|Birth: ||Feb. 10, 1831|
New York, USA
|Death: ||Oct. 17, 1927|
New York, USA
Jonathan Elihu Hoag was an unusually interesting man of his generation. His book of poetry, "The Poetical Works of Jonathan E. Hoag", was published in 1923, when he was 92 years old. There is a lengthy and adoring introduction by his friend, the renown sci-fi horror author H.P. Lovecraft. Lovecraft detailed his admiration for Hoag's writings and character. Lovecraft, James F. Morton and Samuel Loveman edited Hoag's Poetry book. (Hoag's wealthy nephew, Allan Balch funded the endeavor.) These men all corresponded and published through the United Amateur Press Association. Lovecraft wrote Hoag's family after his death, saying he admired Hoag's writing, telling of earlier times in America. The book includes poetry written between the two men on anniversary occasions. (This is Lovecraft's first published hardcover appearance.)

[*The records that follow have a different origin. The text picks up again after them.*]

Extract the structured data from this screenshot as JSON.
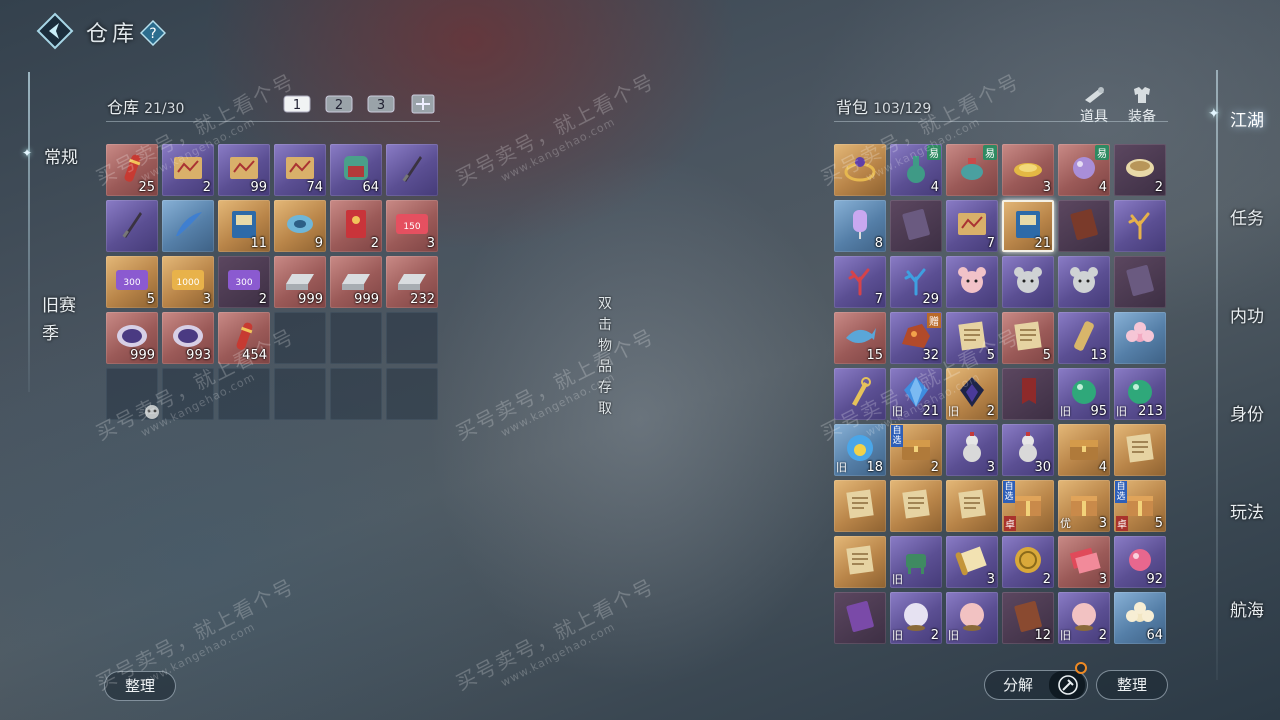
{
  "header": {
    "title": "仓库",
    "help": "?"
  },
  "left_tabs": [
    {
      "label": "常规",
      "active": true
    },
    {
      "label": "旧赛季",
      "active": false
    }
  ],
  "warehouse": {
    "label": "仓库",
    "count": "21/30",
    "pages": [
      "1",
      "2",
      "3"
    ],
    "sort_label": "整理",
    "slots": [
      {
        "q": "red",
        "icon": "red-scroll",
        "qty": "25"
      },
      {
        "q": "purple",
        "icon": "treasure-map",
        "qty": "2"
      },
      {
        "q": "purple",
        "icon": "treasure-map",
        "qty": "99"
      },
      {
        "q": "purple",
        "icon": "treasure-map",
        "qty": "74"
      },
      {
        "q": "purple",
        "icon": "jade-seal",
        "qty": "64"
      },
      {
        "q": "purple",
        "icon": "dagger",
        "qty": ""
      },
      {
        "q": "purple",
        "icon": "dagger",
        "qty": ""
      },
      {
        "q": "blue",
        "icon": "blue-feather",
        "qty": ""
      },
      {
        "q": "gold",
        "icon": "blue-book",
        "qty": "11"
      },
      {
        "q": "gold",
        "icon": "blue-disc",
        "qty": "9"
      },
      {
        "q": "red",
        "icon": "red-envelope",
        "qty": "2"
      },
      {
        "q": "red",
        "icon": "voucher-150",
        "qty": "3",
        "label": "150"
      },
      {
        "q": "gold",
        "icon": "voucher-300",
        "qty": "5",
        "label": "300"
      },
      {
        "q": "gold",
        "icon": "voucher-1000",
        "qty": "3",
        "label": "1000"
      },
      {
        "q": "dark",
        "icon": "voucher-300",
        "qty": "2",
        "label": "300"
      },
      {
        "q": "red",
        "icon": "silver-ingot",
        "qty": "999"
      },
      {
        "q": "red",
        "icon": "silver-ingot",
        "qty": "999"
      },
      {
        "q": "red",
        "icon": "silver-ingot",
        "qty": "232"
      },
      {
        "q": "red",
        "icon": "purple-bowl",
        "qty": "999"
      },
      {
        "q": "red",
        "icon": "purple-bowl",
        "qty": "993"
      },
      {
        "q": "red",
        "icon": "red-firecracker",
        "qty": "454"
      }
    ],
    "total_slots": 30
  },
  "hint": "双击物品存取",
  "backpack": {
    "label": "背包",
    "count": "103/129",
    "categories": [
      {
        "label": "道具",
        "icon": "scroll-icon"
      },
      {
        "label": "装备",
        "icon": "armor-icon"
      }
    ],
    "decompose_label": "分解",
    "sort_label": "整理",
    "slots": [
      {
        "q": "gold",
        "icon": "jewel-ring",
        "qty": ""
      },
      {
        "q": "purple",
        "icon": "green-flask",
        "qty": "4",
        "tag": "易"
      },
      {
        "q": "red",
        "icon": "teapot",
        "qty": "",
        "tag": "易"
      },
      {
        "q": "red",
        "icon": "gold-plate",
        "qty": "3"
      },
      {
        "q": "red",
        "icon": "purple-pearl",
        "qty": "4",
        "tag": "易"
      },
      {
        "q": "dark",
        "icon": "bowl",
        "qty": "2"
      },
      {
        "q": "blue",
        "icon": "lantern",
        "qty": "8"
      },
      {
        "q": "dark",
        "icon": "card",
        "qty": ""
      },
      {
        "q": "purple",
        "icon": "treasure-map",
        "qty": "7"
      },
      {
        "q": "gold",
        "icon": "blue-book",
        "qty": "21",
        "selected": true
      },
      {
        "q": "dark",
        "icon": "discount-card",
        "qty": ""
      },
      {
        "q": "purple",
        "icon": "coral",
        "qty": ""
      },
      {
        "q": "purple",
        "icon": "red-coral",
        "qty": "7"
      },
      {
        "q": "purple",
        "icon": "blue-coral",
        "qty": "29"
      },
      {
        "q": "purple",
        "icon": "pink-mouse",
        "qty": ""
      },
      {
        "q": "purple",
        "icon": "gray-mouse",
        "qty": ""
      },
      {
        "q": "purple",
        "icon": "gray-mouse",
        "qty": ""
      },
      {
        "q": "dark",
        "icon": "faded-card",
        "qty": ""
      },
      {
        "q": "red",
        "icon": "blue-fish",
        "qty": "15"
      },
      {
        "q": "purple",
        "icon": "ore",
        "qty": "32",
        "tag": "赠"
      },
      {
        "q": "purple",
        "icon": "paper",
        "qty": "5"
      },
      {
        "q": "red",
        "icon": "paper",
        "qty": "5"
      },
      {
        "q": "purple",
        "icon": "bamboo-tube",
        "qty": "13"
      },
      {
        "q": "blue",
        "icon": "pink-flower",
        "qty": ""
      },
      {
        "q": "purple",
        "icon": "gold-tool",
        "qty": ""
      },
      {
        "q": "purple",
        "icon": "blue-crystal",
        "qty": "21",
        "jiu": "旧"
      },
      {
        "q": "gold",
        "icon": "dark-crystal",
        "qty": "2",
        "jiu": "旧"
      },
      {
        "q": "dark",
        "icon": "red-banner",
        "qty": ""
      },
      {
        "q": "purple",
        "icon": "jade-ball",
        "qty": "95",
        "jiu": "旧"
      },
      {
        "q": "purple",
        "icon": "jade-ball",
        "qty": "213",
        "jiu": "旧"
      },
      {
        "q": "blue",
        "icon": "potion-bubble",
        "qty": "18",
        "jiu": "旧"
      },
      {
        "q": "gold",
        "icon": "chest",
        "qty": "2",
        "zixuan": "自选"
      },
      {
        "q": "purple",
        "icon": "gourd",
        "qty": "3"
      },
      {
        "q": "purple",
        "icon": "gourd",
        "qty": "30"
      },
      {
        "q": "gold",
        "icon": "chest",
        "qty": "4"
      },
      {
        "q": "gold",
        "icon": "letter",
        "qty": ""
      },
      {
        "q": "gold",
        "icon": "letter",
        "qty": ""
      },
      {
        "q": "gold",
        "icon": "letter",
        "qty": ""
      },
      {
        "q": "gold",
        "icon": "letter",
        "qty": ""
      },
      {
        "q": "gold",
        "icon": "gift-box",
        "qty": "",
        "zixuan": "自选",
        "zhuo": "卓"
      },
      {
        "q": "gold",
        "icon": "gift-box",
        "qty": "3",
        "you": "优"
      },
      {
        "q": "gold",
        "icon": "gift-box",
        "qty": "5",
        "zixuan": "自选",
        "zhuo": "卓"
      },
      {
        "q": "gold",
        "icon": "letter",
        "qty": ""
      },
      {
        "q": "purple",
        "icon": "bronze-vessel",
        "qty": "",
        "jiu": "旧"
      },
      {
        "q": "purple",
        "icon": "scroll",
        "qty": "3"
      },
      {
        "q": "purple",
        "icon": "gold-coin",
        "qty": "2"
      },
      {
        "q": "red",
        "icon": "red-tickets",
        "qty": "3"
      },
      {
        "q": "purple",
        "icon": "pink-orb",
        "qty": "92"
      },
      {
        "q": "dark",
        "icon": "gold-card",
        "qty": ""
      },
      {
        "q": "purple",
        "icon": "cloud-orb",
        "qty": "2",
        "jiu": "旧"
      },
      {
        "q": "purple",
        "icon": "crystal-ball",
        "qty": "",
        "jiu": "旧"
      },
      {
        "q": "dark",
        "icon": "brown-token",
        "qty": "12"
      },
      {
        "q": "purple",
        "icon": "crystal-ball",
        "qty": "2",
        "jiu": "旧"
      },
      {
        "q": "blue",
        "icon": "lotus",
        "qty": "64"
      }
    ]
  },
  "right_nav": [
    "江湖",
    "任务",
    "内功",
    "身份",
    "玩法",
    "航海"
  ],
  "watermark": {
    "line1": "买号卖号，就上看个号",
    "line2": "www.kangehao.com"
  },
  "colors": {
    "purple": "#6a5ca8",
    "red": "#a86260",
    "gold": "#c08c4e",
    "blue": "#5f88b2",
    "accent_orange": "#f08a24"
  }
}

Hoag was self educated and well read, having a broad range of interests, most especially nature, science and reminisces of times gone by. Lovecraft mentions Hoag learning first hand details of the American Revolution from his elderly great Aunt Lydia. Most of the poetry by Hoag is about family and home reminisces, as well as his travel out west.
A New York Times obituary dated, October 18, 1927 reports "Jonathan E. Hoag, 97, said to be the oldest resident of Washington County, died early this morning (17th) at his home, Vista Buena, here. (Greenwich) Mr. Hoag, who was a descendant of Ethan Allen, was a lawyer, poet, newspaper correspondent, scientist and scholar."

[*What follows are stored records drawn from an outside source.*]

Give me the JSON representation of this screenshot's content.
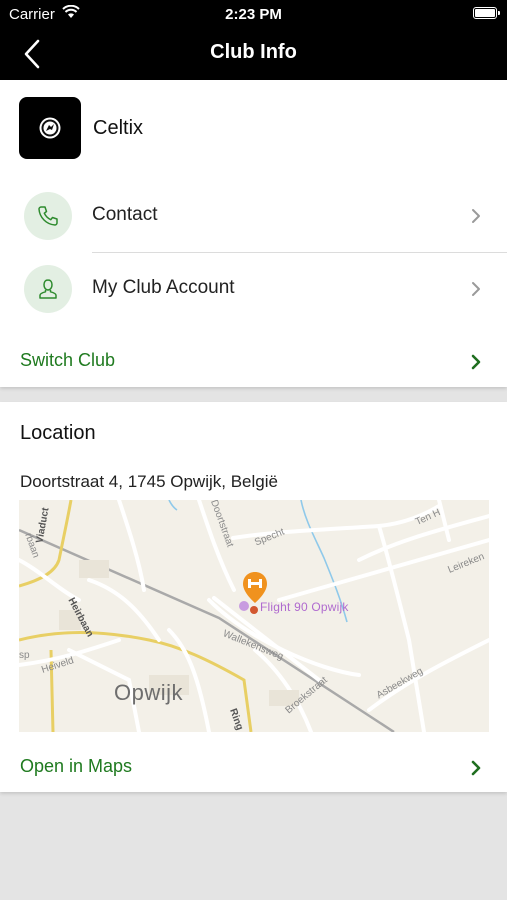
{
  "status_bar": {
    "carrier": "Carrier",
    "time": "2:23 PM"
  },
  "nav": {
    "title": "Club Info",
    "back_icon": "chevron-left-icon"
  },
  "club": {
    "name": "Celtix"
  },
  "menu": {
    "contact": {
      "label": "Contact",
      "icon": "phone-icon"
    },
    "account": {
      "label": "My Club Account",
      "icon": "user-icon"
    },
    "switch": {
      "label": "Switch Club"
    }
  },
  "location": {
    "title": "Location",
    "address": "Doortstraat 4, 1745 Opwijk, België",
    "map": {
      "poi": "Flight 90 Opwijk",
      "city": "Opwijk",
      "streets": [
        "Viaduct",
        "rbaan",
        "Heirbaan",
        "Heiveld",
        "sp",
        "Doortstraat",
        "Specht",
        "Wallekensweg",
        "Broekstraat",
        "Asbeekweg",
        "Leireken",
        "Ten H",
        "Ring"
      ]
    },
    "open_maps": "Open in Maps"
  },
  "colors": {
    "accent": "#1f7a1f",
    "nav_bg": "#000000",
    "icon_circle": "#e3efe3",
    "poi": "#f0921e"
  }
}
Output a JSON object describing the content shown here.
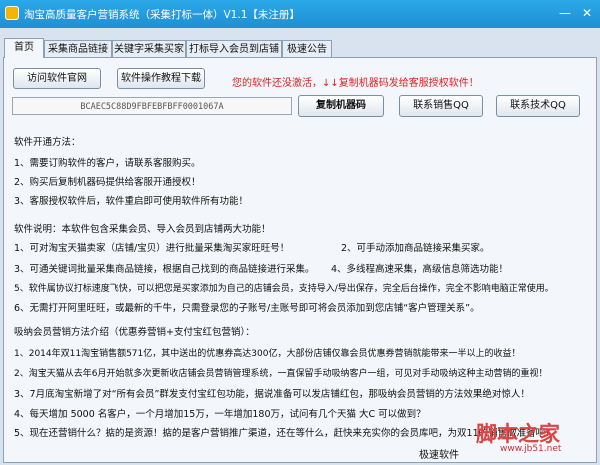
{
  "window": {
    "title": "淘宝高质量客户营销系统（采集打标一体）V1.1【未注册】",
    "minimize": "—",
    "close": "✕"
  },
  "tabs": [
    "首页",
    "采集商品链接",
    "关键字采集买家",
    "打标导入会员到店铺",
    "极速公告"
  ],
  "toolbar": {
    "visit_site": "访问软件官网",
    "tutorial": "软件操作教程下载",
    "notice": "您的软件还没激活，↓↓复制机器码发给客服授权软件！",
    "machine_code": "BCAEC5C88D9FBFEBFBFF0001067A",
    "copy_code": "复制机器码",
    "contact_sales": "联系销售QQ",
    "contact_tech": "联系技术QQ"
  },
  "content": {
    "activation_title": "软件开通方法：",
    "activation": [
      "1、需要订购软件的客户，请联系客服购买。",
      "2、购买后复制机器码提供给客服开通授权！",
      "3、客服授权软件后，软件重启即可使用软件所有功能！"
    ],
    "desc_title": "软件说明：本软件包含采集会员、导入会员到店铺两大功能！",
    "desc": [
      "1、可对淘宝天猫卖家（店铺/宝贝）进行批量采集淘买家旺旺号！",
      "2、可手动添加商品链接采集买家。",
      "3、可通关键词批量采集商品链接，根据自己找到的商品链接进行采集。",
      "4、多线程高速采集，高级信息筛选功能！",
      "5、软件属协议打标速度飞快，可以把您是买家添加为自己的店铺会员，支持导入/导出保存，完全后台操作，完全不影响电脑正常使用。",
      "6、无需打开阿里旺旺，或最新的千牛，只需登录您的子账号/主账号即可将会员添加到您店铺“客户管理关系”。"
    ],
    "marketing_title": "吸纳会员营销方法介绍（优惠券营销+支付宝红包营销）：",
    "marketing": [
      "1、2014年双11淘宝销售额571亿，其中送出的优惠券高达300亿，大部份店铺仅靠会员优惠券营销就能带来一半以上的收益！",
      "2、淘宝天猫从去年6月开始就多次更新收店铺会员营销管理系统，一直保留手动吸纳客户一组，可见对手动吸纳这种主动营销的重视！",
      "3、7月底淘宝新增了对“所有会员”群发支付宝红包功能，据说准备可以发店铺红包，那吸纳会员营销的方法效果绝对惊人！",
      "4、每天增加 5000 名客户，一个月增加15万，一年增加180万，试问有几个天猫 大C 可以做到？",
      "5、现在还营销什么？掂的是资源！掂的是客户营销推广渠道，还在等什么，赶快来充实你的会员库吧，为双11的销售做准备吧！"
    ],
    "bottom_label": "极速软件"
  },
  "watermark": {
    "text": "脚本之家",
    "url": "www.jb51.net"
  }
}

Hoag lived in Valley Falls until eight years of age when his family moved to the South Easton Farm. Seventeen years later, he bought the old John Robinson place adjoining his father's (Robert N.) land where he continued to live until his retirement in 1911 and move to Greenwich Village - the home he named Vista Buena at 17 Prospect St. Hoag ran for Congress three times as a Prohibition Party candidate in 1890, 1892, and 1898. Hoag also supported the Suffrage movement along with wife Lydia, joining the Easton Political Equality Club in 1892.
Hoag was well traveled, attending the 1876 Exposition at Philadelphia, and traveling out west in 1904. He visited many sites including the Grand Canyon, Pikes Peak and met Geronimo. Hoag chronicled his travels in his local newspaper, under the pen name "Scriba".
Here is an excerpt from Hoag's poem about Frederick Douglas, interesting even today:
"...Then I saw that boy as a stalwart man,
Though born as a slave of Afric birth;
Harsh truths he spoke of his native land,
And mourned for the mother it crushed to earth.
I see him now as a fearless soul,
Who strove for a race held under a ban;
In his upraised hand he grasped the pen,
That struck the chains from his fellow-man!" 1923
Hoag was married and widowed three times. He had one child with each wife: 1. Frances Hoag Whitley, (1855-1947) with wife Mary Wilcox; 2. Elizabeth Lizzie Hoag Allen (1864-1965) with Elizabeth Roberson; and 3. Albert Allan Hoag (1867-1947) with Lydia Dwelle.
Note: Parts of this bio are from Hoag's Poetry book and from Jane Welling's book, "They Were Here Too". (Writer is Jonathan's Great Granddaughter.)
Robert Nesbit Hoag (1795 - 1877)
Abigail Gifford Hoag (1800 - 1836)
Mary M. Wilcox Hoag (1830 - 1857)*
Betsey Roberson Hoag (1828 - 1864)*
Lydia Martin Dwelle Hoag (1835 - 1906)*
Frances Abbie Hoag Whitley (1855 - 1947)*
Elizabeth Hoag Allen (1864 - 1965)*
Albert Allan Hoag (1867 - 1948)*
Allen Gifford Hoag (1820 - 1850)*
Alvincy Hoag (1823 - 1852)**
Elizabeth D. Hoag Robinson (1826 - 1873)*
Sarah Corrina Hoag Gifford (1828 - 1868)*
Jonathan E. Hoag (1831 - 1927)
Hannah Hoag Balch (1833 - 1924)*
Abbie Gifford Hoag (1836 - 1864)*
New York, USA
Created by: Caroline Hoag
Record added: Dec 08, 2010
Find A Grave Memorial# 62704135